■ Task statement:
Give back the data in full. Leave nothing out.

■ Information:
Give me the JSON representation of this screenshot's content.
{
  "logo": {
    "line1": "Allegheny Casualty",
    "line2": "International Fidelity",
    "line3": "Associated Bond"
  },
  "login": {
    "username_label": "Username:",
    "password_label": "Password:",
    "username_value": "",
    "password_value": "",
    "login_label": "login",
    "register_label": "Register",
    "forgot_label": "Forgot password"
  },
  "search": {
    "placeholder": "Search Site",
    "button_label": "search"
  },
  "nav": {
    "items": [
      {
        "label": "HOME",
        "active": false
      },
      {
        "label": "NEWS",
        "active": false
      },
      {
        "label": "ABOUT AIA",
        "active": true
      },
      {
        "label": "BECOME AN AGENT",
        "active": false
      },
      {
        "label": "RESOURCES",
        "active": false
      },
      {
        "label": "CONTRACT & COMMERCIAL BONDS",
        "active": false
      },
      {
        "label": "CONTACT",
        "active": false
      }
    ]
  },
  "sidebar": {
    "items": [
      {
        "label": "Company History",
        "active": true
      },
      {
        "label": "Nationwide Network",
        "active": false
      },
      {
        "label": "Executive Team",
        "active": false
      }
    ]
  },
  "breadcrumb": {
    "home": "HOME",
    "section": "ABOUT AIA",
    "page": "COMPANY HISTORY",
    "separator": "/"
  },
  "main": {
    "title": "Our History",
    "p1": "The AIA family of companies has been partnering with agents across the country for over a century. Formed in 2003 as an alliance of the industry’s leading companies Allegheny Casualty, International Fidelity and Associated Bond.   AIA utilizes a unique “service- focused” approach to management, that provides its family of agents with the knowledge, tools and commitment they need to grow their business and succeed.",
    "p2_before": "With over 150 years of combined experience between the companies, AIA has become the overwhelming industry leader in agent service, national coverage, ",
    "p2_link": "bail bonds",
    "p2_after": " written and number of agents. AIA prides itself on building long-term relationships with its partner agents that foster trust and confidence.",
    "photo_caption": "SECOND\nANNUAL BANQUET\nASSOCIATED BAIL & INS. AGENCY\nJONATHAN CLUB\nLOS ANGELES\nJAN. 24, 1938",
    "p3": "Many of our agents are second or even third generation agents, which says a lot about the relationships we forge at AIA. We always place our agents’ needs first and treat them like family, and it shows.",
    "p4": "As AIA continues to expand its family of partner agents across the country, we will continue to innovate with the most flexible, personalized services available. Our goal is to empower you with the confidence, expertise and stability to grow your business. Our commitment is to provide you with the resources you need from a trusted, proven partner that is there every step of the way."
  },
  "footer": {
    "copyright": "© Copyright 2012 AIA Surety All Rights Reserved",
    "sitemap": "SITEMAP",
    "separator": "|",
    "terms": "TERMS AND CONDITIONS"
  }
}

■ Task output:
Give me the JSON representation of this screenshot's content.
{
  "logo": {
    "line1": "Allegheny Casualty",
    "line2": "International Fidelity",
    "line3": "Associated Bond"
  },
  "login": {
    "username_label": "Username:",
    "password_label": "Password:",
    "username_value": "",
    "password_value": "",
    "login_label": "login",
    "register_label": "Register",
    "forgot_label": "Forgot password"
  },
  "search": {
    "placeholder": "Search Site",
    "button_label": "search"
  },
  "nav": {
    "items": [
      {
        "label": "HOME",
        "active": false
      },
      {
        "label": "NEWS",
        "active": false
      },
      {
        "label": "ABOUT AIA",
        "active": true
      },
      {
        "label": "BECOME AN AGENT",
        "active": false
      },
      {
        "label": "RESOURCES",
        "active": false
      },
      {
        "label": "CONTRACT & COMMERCIAL BONDS",
        "active": false
      },
      {
        "label": "CONTACT",
        "active": false
      }
    ]
  },
  "sidebar": {
    "items": [
      {
        "label": "Company History",
        "active": true
      },
      {
        "label": "Nationwide Network",
        "active": false
      },
      {
        "label": "Executive Team",
        "active": false
      }
    ]
  },
  "breadcrumb": {
    "home": "HOME",
    "section": "ABOUT AIA",
    "page": "COMPANY HISTORY",
    "separator": "/"
  },
  "main": {
    "title": "Our History",
    "p1": "The AIA family of companies has been partnering with agents across the country for over a century. Formed in 2003 as an alliance of the industry’s leading companies Allegheny Casualty, International Fidelity and Associated Bond.   AIA utilizes a unique “service- focused” approach to management, that provides its family of agents with the knowledge, tools and commitment they need to grow their business and succeed.",
    "p2_before": "With over 150 years of combined experience between the companies, AIA has become the overwhelming industry leader in agent service, national coverage, ",
    "p2_link": "bail bonds",
    "p2_after": " written and number of agents. AIA prides itself on building long-term relationships with its partner agents that foster trust and confidence.",
    "photo_caption": "SECOND\nANNUAL BANQUET\nASSOCIATED BAIL & INS. AGENCY\nJONATHAN CLUB\nLOS ANGELES\nJAN. 24, 1938",
    "p3": "Many of our agents are second or even third generation agents, which says a lot about the relationships we forge at AIA. We always place our agents’ needs first and treat them like family, and it shows.",
    "p4": "As AIA continues to expand its family of partner agents across the country, we will continue to innovate with the most flexible, personalized services available. Our goal is to empower you with the confidence, expertise and stability to grow your business. Our commitment is to provide you with the resources you need from a trusted, proven partner that is there every step of the way."
  },
  "footer": {
    "copyright": "© Copyright 2012 AIA Surety All Rights Reserved",
    "sitemap": "SITEMAP",
    "separator": "|",
    "terms": "TERMS AND CONDITIONS"
  }
}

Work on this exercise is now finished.